Steve Kerr told a Michael Jordan Bulls story to give advice to Kevin Durant

Steve Kerr told a Michael Jordan Bulls story to give advice to Kevin Durant

Anyone who lived through the Michael Jordan Bulls remembers those games when he was putting up tons of points, but the Bulls were still struggling overall.

Steve Kerr referenced one of those games to give advice to Kevin Durant during Game 5 of the Western Conference Finals. The TNT broadcast caught the conversation and aired it late in the third quarter.

"When MJ was with the Bulls, we had a playoff game," Kerr began the story. "He kept trying to score and he was scoring, but we weren't getting anything going. Phil Jackson said 'Who's open?' He said, 'John Paxson.'"

Paxson scored 10 of 12 points for the Bulls during a fourth quarter run in Game 5 of the 1991 NBA Finals, the series clincher, and famously hit the game-winning shot in Game 6 of the 1993 NBA Finals to clinch that series. Kerr, who later hit his own championship-winning shot on an assist from Jordan in 1997, was trying to get to get his teammates involved.

"I want to trust your teammates early," Kerr said. "What you're doing is you're getting to the rim and then you're trying to hit him. I want you to trust the first guy and then move. Still attack, still look to score, but trust these guys, OK?"

Watch the video above to see the interaction.
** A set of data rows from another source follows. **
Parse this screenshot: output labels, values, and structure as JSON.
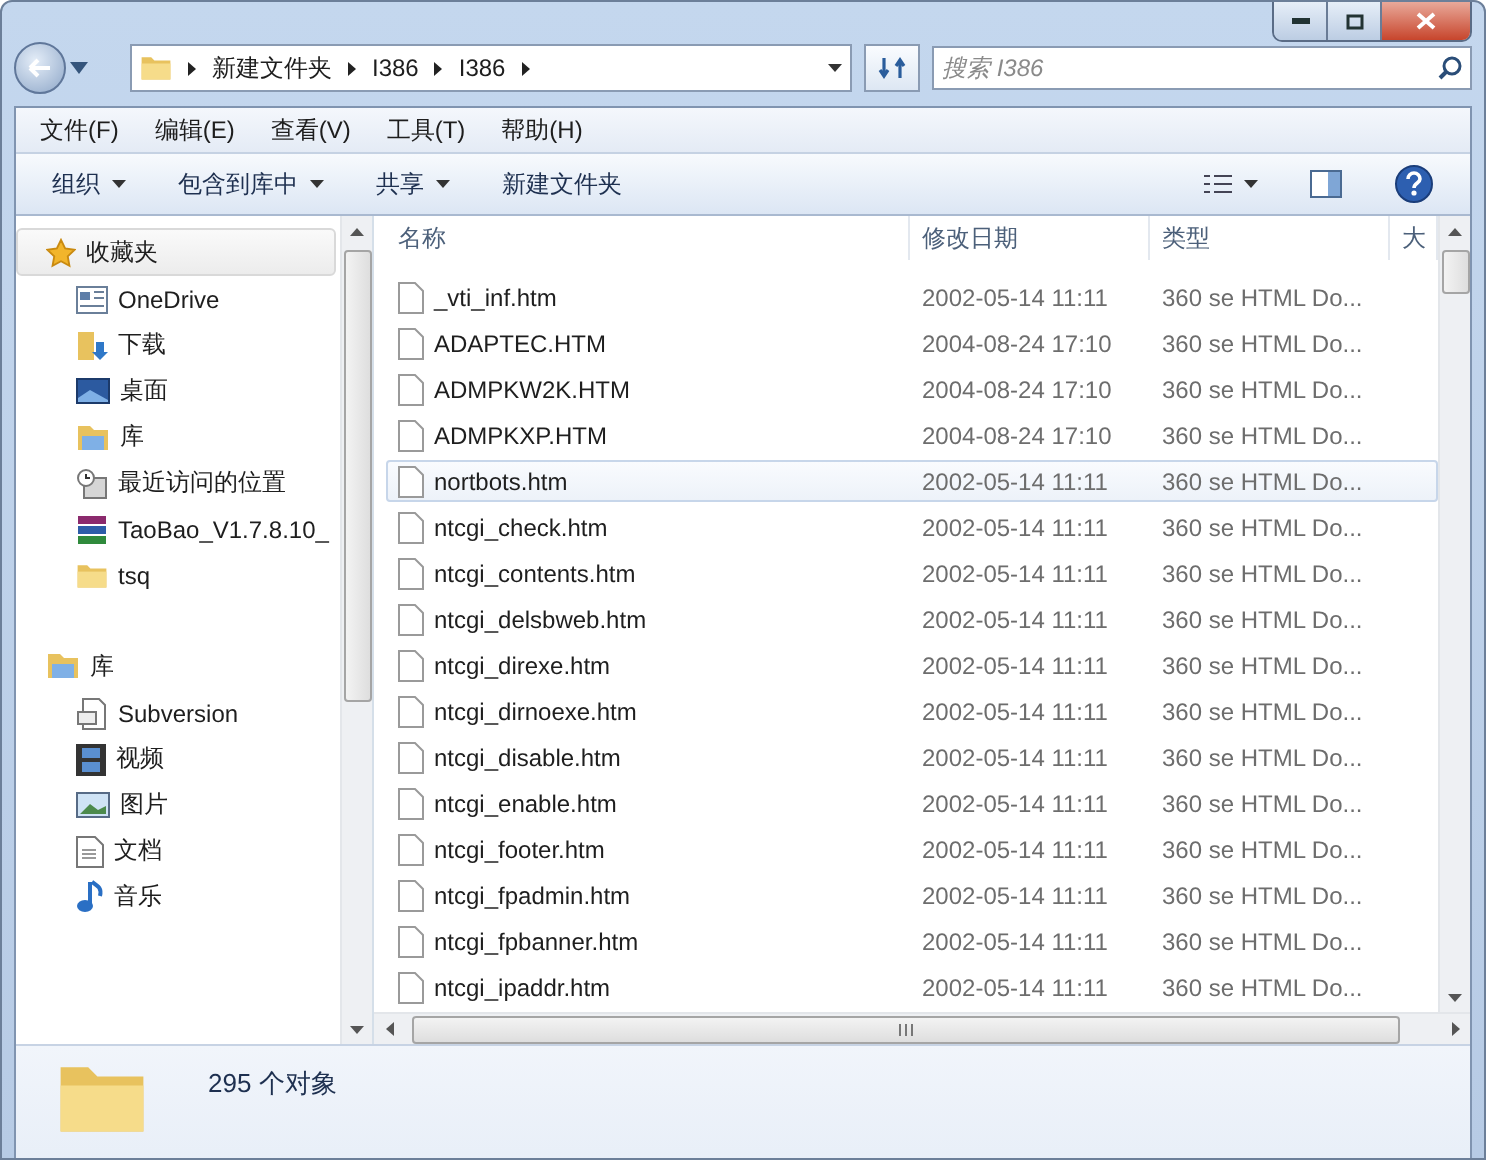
{
  "address": {
    "crumbs": [
      "新建文件夹",
      "I386",
      "I386"
    ],
    "search_placeholder": "搜索 I386"
  },
  "menu": [
    "文件(F)",
    "编辑(E)",
    "查看(V)",
    "工具(T)",
    "帮助(H)"
  ],
  "toolbar": [
    {
      "label": "组织",
      "dropdown": true
    },
    {
      "label": "包含到库中",
      "dropdown": true
    },
    {
      "label": "共享",
      "dropdown": true
    },
    {
      "label": "新建文件夹",
      "dropdown": false
    }
  ],
  "sidebar": {
    "groups": [
      {
        "label": "收藏夹",
        "selected": true,
        "items": [
          "OneDrive",
          "下载",
          "桌面",
          "库",
          "最近访问的位置",
          "TaoBao_V1.7.8.10_",
          "tsq"
        ]
      },
      {
        "label": "库",
        "selected": false,
        "items": [
          "Subversion",
          "视频",
          "图片",
          "文档",
          "音乐"
        ]
      }
    ]
  },
  "table": {
    "columns": [
      "名称",
      "修改日期",
      "类型",
      "大"
    ],
    "rows": [
      {
        "name": "_vti_inf.htm",
        "date": "2002-05-14 11:11",
        "type": "360 se HTML Do...",
        "selected": false
      },
      {
        "name": "ADAPTEC.HTM",
        "date": "2004-08-24 17:10",
        "type": "360 se HTML Do...",
        "selected": false
      },
      {
        "name": "ADMPKW2K.HTM",
        "date": "2004-08-24 17:10",
        "type": "360 se HTML Do...",
        "selected": false
      },
      {
        "name": "ADMPKXP.HTM",
        "date": "2004-08-24 17:10",
        "type": "360 se HTML Do...",
        "selected": false
      },
      {
        "name": "nortbots.htm",
        "date": "2002-05-14 11:11",
        "type": "360 se HTML Do...",
        "selected": true
      },
      {
        "name": "ntcgi_check.htm",
        "date": "2002-05-14 11:11",
        "type": "360 se HTML Do...",
        "selected": false
      },
      {
        "name": "ntcgi_contents.htm",
        "date": "2002-05-14 11:11",
        "type": "360 se HTML Do...",
        "selected": false
      },
      {
        "name": "ntcgi_delsbweb.htm",
        "date": "2002-05-14 11:11",
        "type": "360 se HTML Do...",
        "selected": false
      },
      {
        "name": "ntcgi_direxe.htm",
        "date": "2002-05-14 11:11",
        "type": "360 se HTML Do...",
        "selected": false
      },
      {
        "name": "ntcgi_dirnoexe.htm",
        "date": "2002-05-14 11:11",
        "type": "360 se HTML Do...",
        "selected": false
      },
      {
        "name": "ntcgi_disable.htm",
        "date": "2002-05-14 11:11",
        "type": "360 se HTML Do...",
        "selected": false
      },
      {
        "name": "ntcgi_enable.htm",
        "date": "2002-05-14 11:11",
        "type": "360 se HTML Do...",
        "selected": false
      },
      {
        "name": "ntcgi_footer.htm",
        "date": "2002-05-14 11:11",
        "type": "360 se HTML Do...",
        "selected": false
      },
      {
        "name": "ntcgi_fpadmin.htm",
        "date": "2002-05-14 11:11",
        "type": "360 se HTML Do...",
        "selected": false
      },
      {
        "name": "ntcgi_fpbanner.htm",
        "date": "2002-05-14 11:11",
        "type": "360 se HTML Do...",
        "selected": false
      },
      {
        "name": "ntcgi_ipaddr.htm",
        "date": "2002-05-14 11:11",
        "type": "360 se HTML Do...",
        "selected": false
      }
    ]
  },
  "status_bar": {
    "count": "295 个对象"
  }
}
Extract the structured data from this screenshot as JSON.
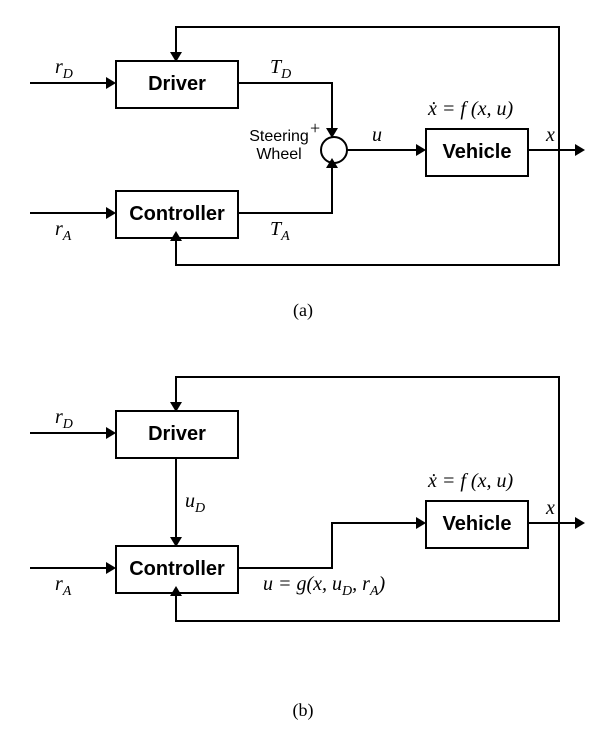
{
  "diagram_a": {
    "blocks": {
      "driver": "Driver",
      "controller": "Controller",
      "vehicle": "Vehicle"
    },
    "labels": {
      "r_D": "r",
      "r_D_sub": "D",
      "r_A": "r",
      "r_A_sub": "A",
      "T_D": "T",
      "T_D_sub": "D",
      "T_A": "T",
      "T_A_sub": "A",
      "u": "u",
      "x": "x",
      "dyn": "ẋ = f (x, u)"
    },
    "annotations": {
      "steering": "Steering\nWheel",
      "plus": "+"
    },
    "caption": "(a)"
  },
  "diagram_b": {
    "blocks": {
      "driver": "Driver",
      "controller": "Controller",
      "vehicle": "Vehicle"
    },
    "labels": {
      "r_D": "r",
      "r_D_sub": "D",
      "r_A": "r",
      "r_A_sub": "A",
      "u_D": "u",
      "u_D_sub": "D",
      "x": "x",
      "dyn": "ẋ = f (x, u)",
      "ueq": "u = g(x, u",
      "ueq_sub": "D",
      "ueq_tail": ", r",
      "ueq_sub2": "A",
      "ueq_end": ")"
    },
    "caption": "(b)"
  }
}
Durant scored 29 points in Game 5 to lead the Warriors, but Houston took a 3-2 series lead with a 98-94 win.